• [What this task involves]:
For the word "Linear", search the records and show each line in which it occurs.

• [Records for processing]:
◆ ◆ ◆ ◆ ◆

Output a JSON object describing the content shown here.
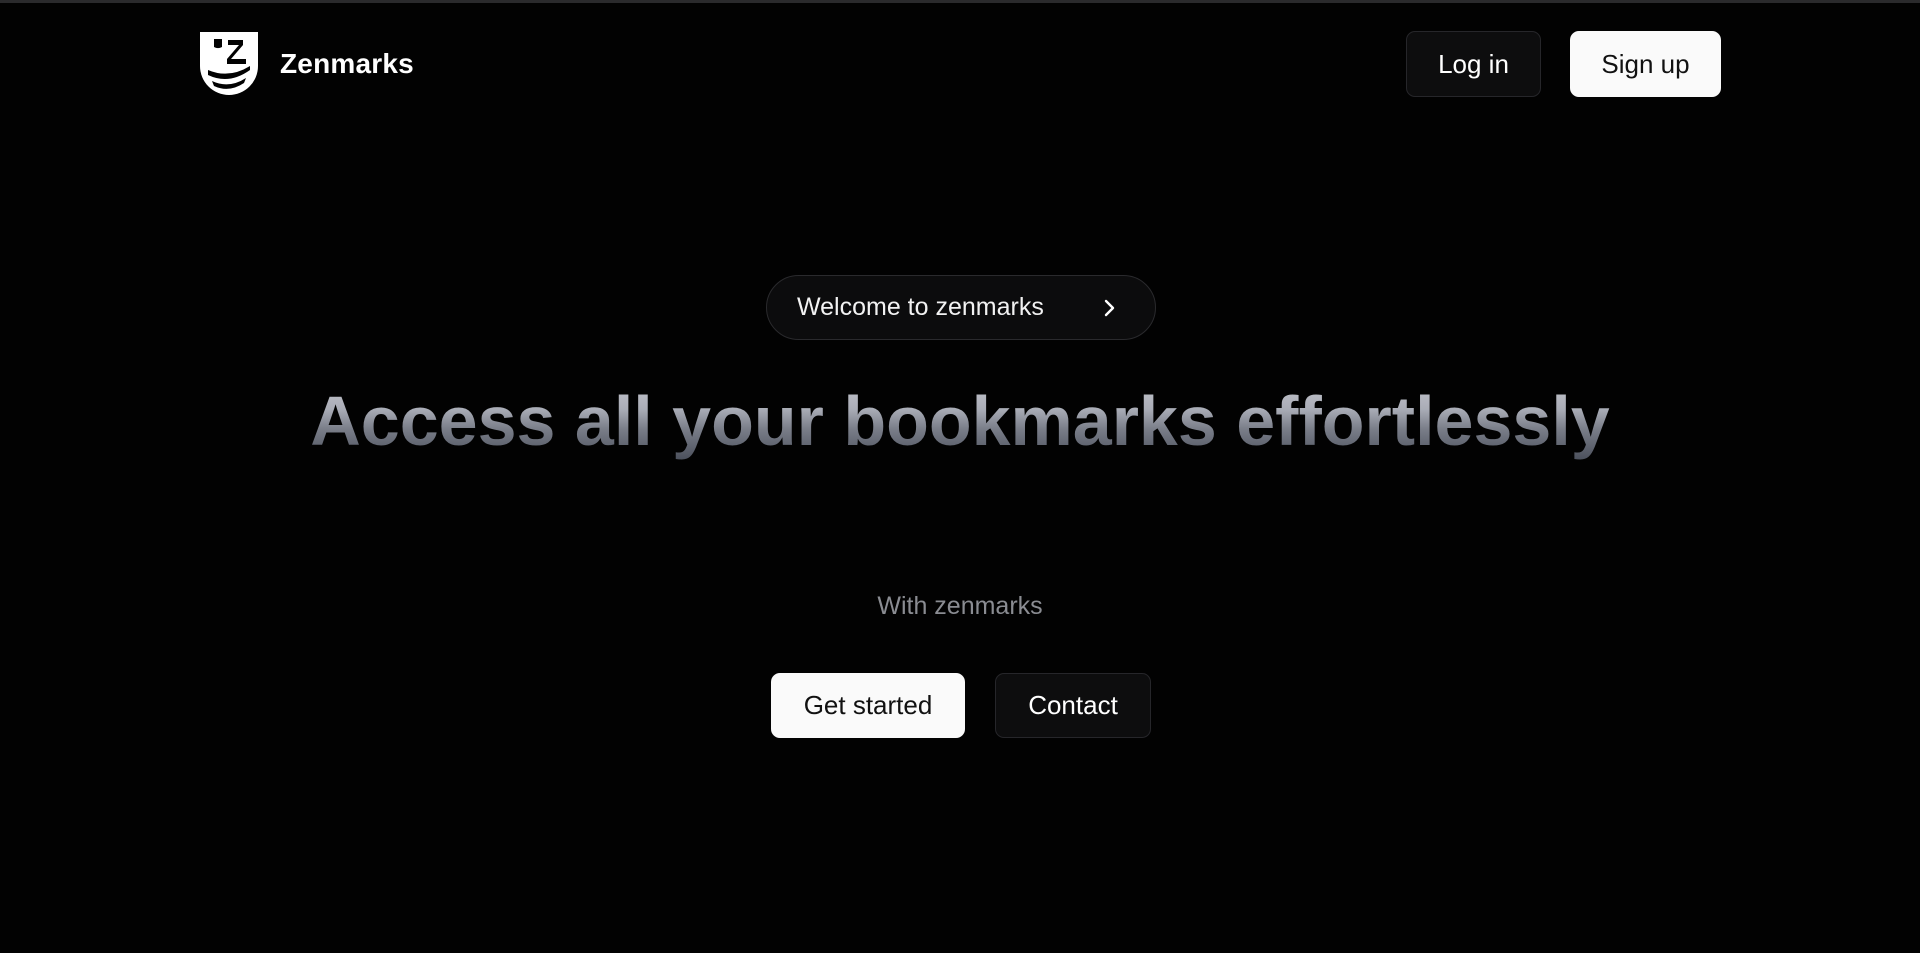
{
  "brand": {
    "name": "Zenmarks",
    "logo_icon": "zenmarks-shield-logo-icon"
  },
  "nav": {
    "login_label": "Log in",
    "signup_label": "Sign up"
  },
  "hero": {
    "pill_label": "Welcome to zenmarks",
    "pill_icon": "chevron-right-icon",
    "headline": "Access all your bookmarks effortlessly",
    "subtitle": "With zenmarks",
    "cta_primary": "Get started",
    "cta_secondary": "Contact"
  },
  "colors": {
    "background": "#020202",
    "primary_button_bg": "#fafafa",
    "secondary_button_bg": "#0d0d0e",
    "headline_gradient_top": "#c4c6cd",
    "headline_gradient_bottom": "#4b505c",
    "subtitle": "#8a8c92"
  }
}
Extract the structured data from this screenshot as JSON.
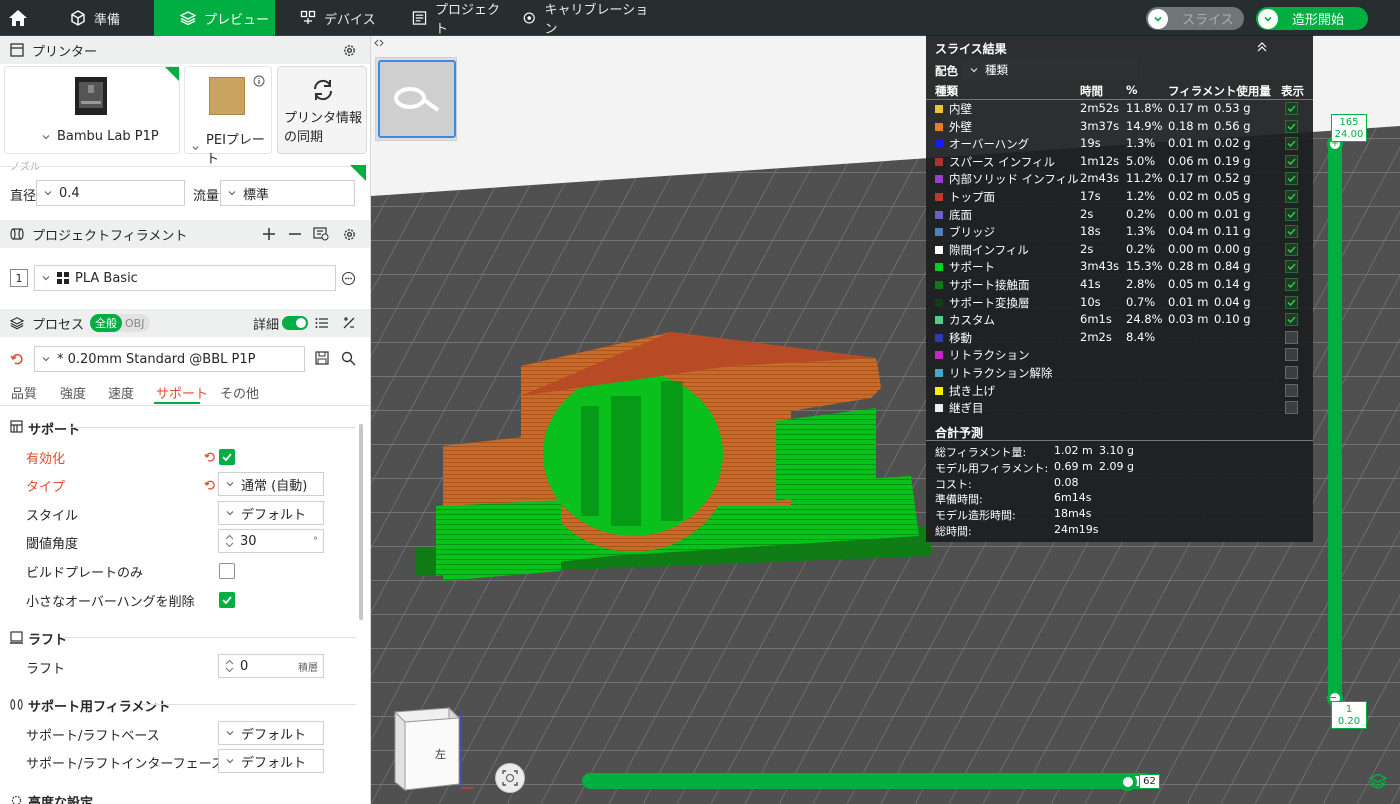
{
  "topbar": {
    "tabs": [
      {
        "label": "準備"
      },
      {
        "label": "プレビュー"
      },
      {
        "label": "デバイス"
      },
      {
        "label": "プロジェクト"
      },
      {
        "label": "キャリブレーション"
      }
    ],
    "slice_label": "スライス",
    "print_label": "造形開始"
  },
  "printer": {
    "title": "プリンター",
    "model": "Bambu Lab P1P",
    "plate": "PEIプレート",
    "sync": "プリンタ情報の同期",
    "nozzle_title": "ノズル",
    "diameter_label": "直径",
    "diameter_value": "0.4",
    "flow_label": "流量",
    "flow_value": "標準"
  },
  "filament": {
    "title": "プロジェクトフィラメント",
    "slot": "1",
    "name": "PLA Basic"
  },
  "process": {
    "title": "プロセス",
    "toggle_global": "全般",
    "toggle_obj": "OBJ",
    "detail_label": "詳細",
    "profile": "* 0.20mm Standard @BBL P1P",
    "tabs": [
      "品質",
      "強度",
      "速度",
      "サポート",
      "その他"
    ],
    "active_tab": "サポート"
  },
  "support": {
    "title": "サポート",
    "enable_label": "有効化",
    "type_label": "タイプ",
    "type_value": "通常 (自動)",
    "style_label": "スタイル",
    "style_value": "デフォルト",
    "threshold_label": "閾値角度",
    "threshold_value": "30",
    "threshold_unit": "°",
    "buildplate_label": "ビルドプレートのみ",
    "remove_small_label": "小さなオーバーハングを削除"
  },
  "raft": {
    "title": "ラフト",
    "label": "ラフト",
    "value": "0",
    "unit": "積層"
  },
  "support_filament": {
    "title": "サポート用フィラメント",
    "base_label": "サポート/ラフトベース",
    "base_value": "デフォルト",
    "interface_label": "サポート/ラフトインターフェース",
    "interface_value": "デフォルト"
  },
  "advanced": {
    "title": "高度な設定"
  },
  "slice_result": {
    "title": "スライス結果",
    "color_label": "配色",
    "color_scheme": "種類",
    "headers": {
      "type": "種類",
      "time": "時間",
      "pct": "%",
      "usage": "フィラメント使用量",
      "show": "表示"
    },
    "rows": [
      {
        "name": "内壁",
        "time": "2m52s",
        "pct": "11.8%",
        "len": "0.17 m",
        "wt": "0.53 g",
        "color": "#f1c232",
        "visible": true
      },
      {
        "name": "外壁",
        "time": "3m37s",
        "pct": "14.9%",
        "len": "0.18 m",
        "wt": "0.56 g",
        "color": "#e67e22",
        "visible": true
      },
      {
        "name": "オーバーハング",
        "time": "19s",
        "pct": "1.3%",
        "len": "0.01 m",
        "wt": "0.02 g",
        "color": "#1a1aff",
        "visible": true
      },
      {
        "name": "スパース インフィル",
        "time": "1m12s",
        "pct": "5.0%",
        "len": "0.06 m",
        "wt": "0.19 g",
        "color": "#b03029",
        "visible": true
      },
      {
        "name": "内部ソリッド インフィル",
        "time": "2m43s",
        "pct": "11.2%",
        "len": "0.17 m",
        "wt": "0.52 g",
        "color": "#9a3ccf",
        "visible": true
      },
      {
        "name": "トップ面",
        "time": "17s",
        "pct": "1.2%",
        "len": "0.02 m",
        "wt": "0.05 g",
        "color": "#c0392b",
        "visible": true
      },
      {
        "name": "底面",
        "time": "2s",
        "pct": "0.2%",
        "len": "0.00 m",
        "wt": "0.01 g",
        "color": "#6c5fc7",
        "visible": true
      },
      {
        "name": "ブリッジ",
        "time": "18s",
        "pct": "1.3%",
        "len": "0.04 m",
        "wt": "0.11 g",
        "color": "#4e7fbf",
        "visible": true
      },
      {
        "name": "隙間インフィル",
        "time": "2s",
        "pct": "0.2%",
        "len": "0.00 m",
        "wt": "0.00 g",
        "color": "#ffffff",
        "visible": true
      },
      {
        "name": "サポート",
        "time": "3m43s",
        "pct": "15.3%",
        "len": "0.28 m",
        "wt": "0.84 g",
        "color": "#00d11c",
        "visible": true
      },
      {
        "name": "サポート接触面",
        "time": "41s",
        "pct": "2.8%",
        "len": "0.05 m",
        "wt": "0.14 g",
        "color": "#0d7a1a",
        "visible": true
      },
      {
        "name": "サポート変換層",
        "time": "10s",
        "pct": "0.7%",
        "len": "0.01 m",
        "wt": "0.04 g",
        "color": "#123d16",
        "visible": true
      },
      {
        "name": "カスタム",
        "time": "6m1s",
        "pct": "24.8%",
        "len": "0.03 m",
        "wt": "0.10 g",
        "color": "#4fce8a",
        "visible": true
      },
      {
        "name": "移動",
        "time": "2m2s",
        "pct": "8.4%",
        "len": "",
        "wt": "",
        "color": "#2a3ab8",
        "visible": false
      },
      {
        "name": "リトラクション",
        "time": "",
        "pct": "",
        "len": "",
        "wt": "",
        "color": "#cc22cc",
        "visible": false
      },
      {
        "name": "リトラクション解除",
        "time": "",
        "pct": "",
        "len": "",
        "wt": "",
        "color": "#46a6c7",
        "visible": false
      },
      {
        "name": "拭き上げ",
        "time": "",
        "pct": "",
        "len": "",
        "wt": "",
        "color": "#ffee00",
        "visible": false
      },
      {
        "name": "継ぎ目",
        "time": "",
        "pct": "",
        "len": "",
        "wt": "",
        "color": "#eeeeee",
        "visible": false
      }
    ],
    "totals_title": "合計予測",
    "totals": [
      {
        "label": "総フィラメント量:",
        "v1": "1.02 m",
        "v2": "3.10 g"
      },
      {
        "label": "モデル用フィラメント:",
        "v1": "0.69 m",
        "v2": "2.09 g"
      },
      {
        "label": "コスト:",
        "v1": "0.08",
        "v2": ""
      },
      {
        "label": "準備時間:",
        "v1": "6m14s",
        "v2": ""
      },
      {
        "label": "モデル造形時間:",
        "v1": "18m4s",
        "v2": ""
      },
      {
        "label": "総時間:",
        "v1": "24m19s",
        "v2": ""
      }
    ]
  },
  "layer_slider": {
    "top_layer": "165",
    "top_height": "24.00",
    "bottom_layer": "1",
    "bottom_height": "0.20"
  },
  "move_slider": {
    "value": "62",
    "fraction": 0.97
  },
  "view_cube": {
    "label": "左"
  },
  "colors": {
    "accent": "#00ae42",
    "topbar": "#262e30",
    "support_green": "#00d11c",
    "wall_orange": "#e67e22"
  }
}
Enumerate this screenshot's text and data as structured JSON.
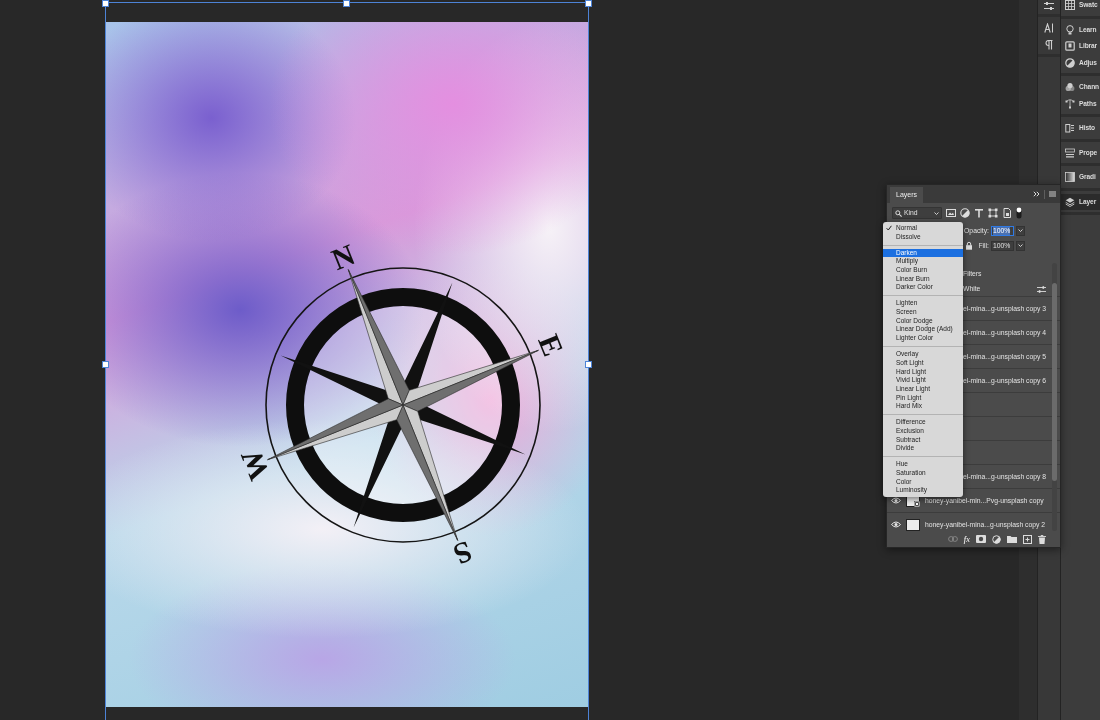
{
  "document": {
    "compass_labels": [
      "N",
      "E",
      "S",
      "W"
    ]
  },
  "layers_panel": {
    "title": "Layers",
    "filter": {
      "value": "Kind",
      "filtering_on": true
    },
    "opacity": {
      "label": "Opacity:",
      "value": "100%",
      "focused": true
    },
    "fill": {
      "label": "Fill:",
      "value": "100%"
    },
    "rows": [
      {
        "kind": "smart-filters",
        "name": "Filters"
      },
      {
        "kind": "filter",
        "name": "White"
      },
      {
        "kind": "covered",
        "name": "el-mina...g-unsplash copy 3"
      },
      {
        "kind": "covered",
        "name": "el-mina...g-unsplash copy 4"
      },
      {
        "kind": "covered",
        "name": "el-mina...g-unsplash copy 5"
      },
      {
        "kind": "covered",
        "name": "el-mina...g-unsplash copy 6"
      },
      {
        "kind": "covered"
      },
      {
        "kind": "covered"
      },
      {
        "kind": "covered"
      },
      {
        "kind": "covered",
        "name": "el-mina...g-unsplash copy 8"
      },
      {
        "kind": "layer",
        "name": "honey-yanibel-min...Pvg-unsplash copy",
        "visible": true,
        "smart_object": true
      },
      {
        "kind": "layer",
        "name": "honey-yanibel-mina...g-unsplash copy 2",
        "visible": true,
        "smart_object": false
      }
    ],
    "style_button": "fx"
  },
  "blend_menu": {
    "groups": [
      {
        "items": [
          {
            "label": "Normal",
            "checked": true,
            "highlighted": false
          },
          {
            "label": "Dissolve",
            "checked": false,
            "highlighted": false
          }
        ]
      },
      {
        "items": [
          {
            "label": "Darken",
            "checked": false,
            "highlighted": true
          },
          {
            "label": "Multiply",
            "checked": false,
            "highlighted": false
          },
          {
            "label": "Color Burn",
            "checked": false,
            "highlighted": false
          },
          {
            "label": "Linear Burn",
            "checked": false,
            "highlighted": false
          },
          {
            "label": "Darker Color",
            "checked": false,
            "highlighted": false
          }
        ]
      },
      {
        "items": [
          {
            "label": "Lighten",
            "checked": false,
            "highlighted": false
          },
          {
            "label": "Screen",
            "checked": false,
            "highlighted": false
          },
          {
            "label": "Color Dodge",
            "checked": false,
            "highlighted": false
          },
          {
            "label": "Linear Dodge (Add)",
            "checked": false,
            "highlighted": false
          },
          {
            "label": "Lighter Color",
            "checked": false,
            "highlighted": false
          }
        ]
      },
      {
        "items": [
          {
            "label": "Overlay",
            "checked": false,
            "highlighted": false
          },
          {
            "label": "Soft Light",
            "checked": false,
            "highlighted": false
          },
          {
            "label": "Hard Light",
            "checked": false,
            "highlighted": false
          },
          {
            "label": "Vivid Light",
            "checked": false,
            "highlighted": false
          },
          {
            "label": "Linear Light",
            "checked": false,
            "highlighted": false
          },
          {
            "label": "Pin Light",
            "checked": false,
            "highlighted": false
          },
          {
            "label": "Hard Mix",
            "checked": false,
            "highlighted": false
          }
        ]
      },
      {
        "items": [
          {
            "label": "Difference",
            "checked": false,
            "highlighted": false
          },
          {
            "label": "Exclusion",
            "checked": false,
            "highlighted": false
          },
          {
            "label": "Subtract",
            "checked": false,
            "highlighted": false
          },
          {
            "label": "Divide",
            "checked": false,
            "highlighted": false
          }
        ]
      },
      {
        "items": [
          {
            "label": "Hue",
            "checked": false,
            "highlighted": false
          },
          {
            "label": "Saturation",
            "checked": false,
            "highlighted": false
          },
          {
            "label": "Color",
            "checked": false,
            "highlighted": false
          },
          {
            "label": "Luminosity",
            "checked": false,
            "highlighted": false
          }
        ]
      }
    ]
  },
  "panel_dock": {
    "groups": [
      {
        "items": [
          {
            "label": "Swatc",
            "selected": false
          }
        ]
      },
      {
        "items": [
          {
            "label": "Learn",
            "selected": false
          },
          {
            "label": "Librar",
            "selected": false
          },
          {
            "label": "Adjus",
            "selected": false
          }
        ]
      },
      {
        "items": [
          {
            "label": "Chann",
            "selected": false
          },
          {
            "label": "Paths",
            "selected": false
          }
        ]
      },
      {
        "items": [
          {
            "label": "Histo",
            "selected": false
          }
        ]
      },
      {
        "items": [
          {
            "label": "Prope",
            "selected": false
          }
        ]
      },
      {
        "items": [
          {
            "label": "Gradi",
            "selected": false
          }
        ]
      },
      {
        "items": [
          {
            "label": "Layer",
            "selected": true
          }
        ]
      }
    ]
  }
}
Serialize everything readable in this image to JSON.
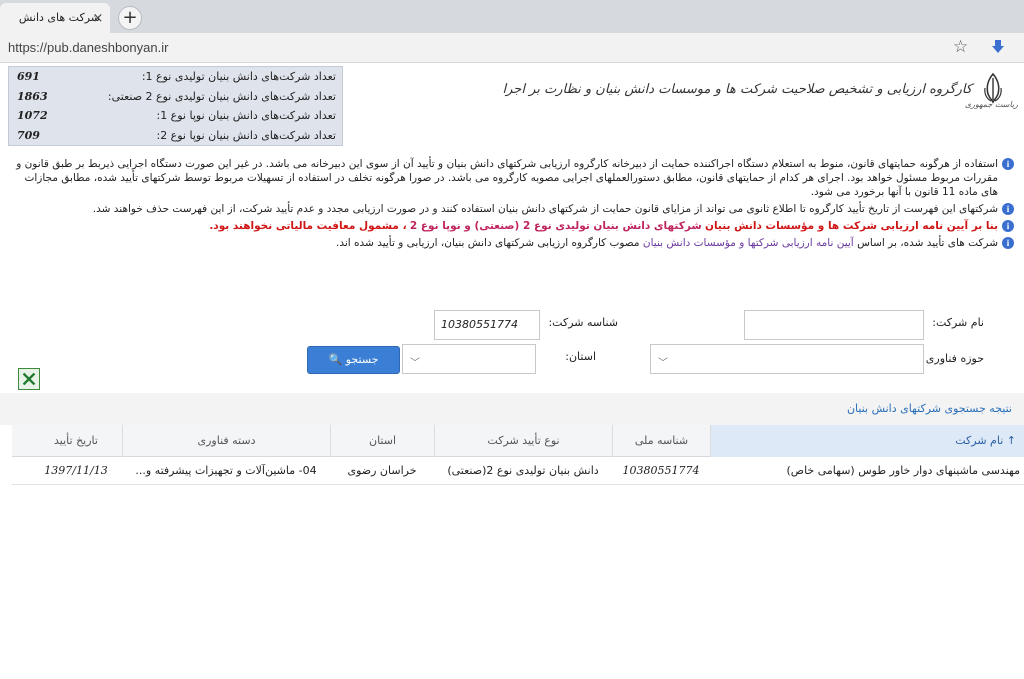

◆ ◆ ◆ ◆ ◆

• [Answer to this problem]:
            "label": "Linear Burn",
            "label": "Linear Dodge (Add)",
            "label": "Linear Light",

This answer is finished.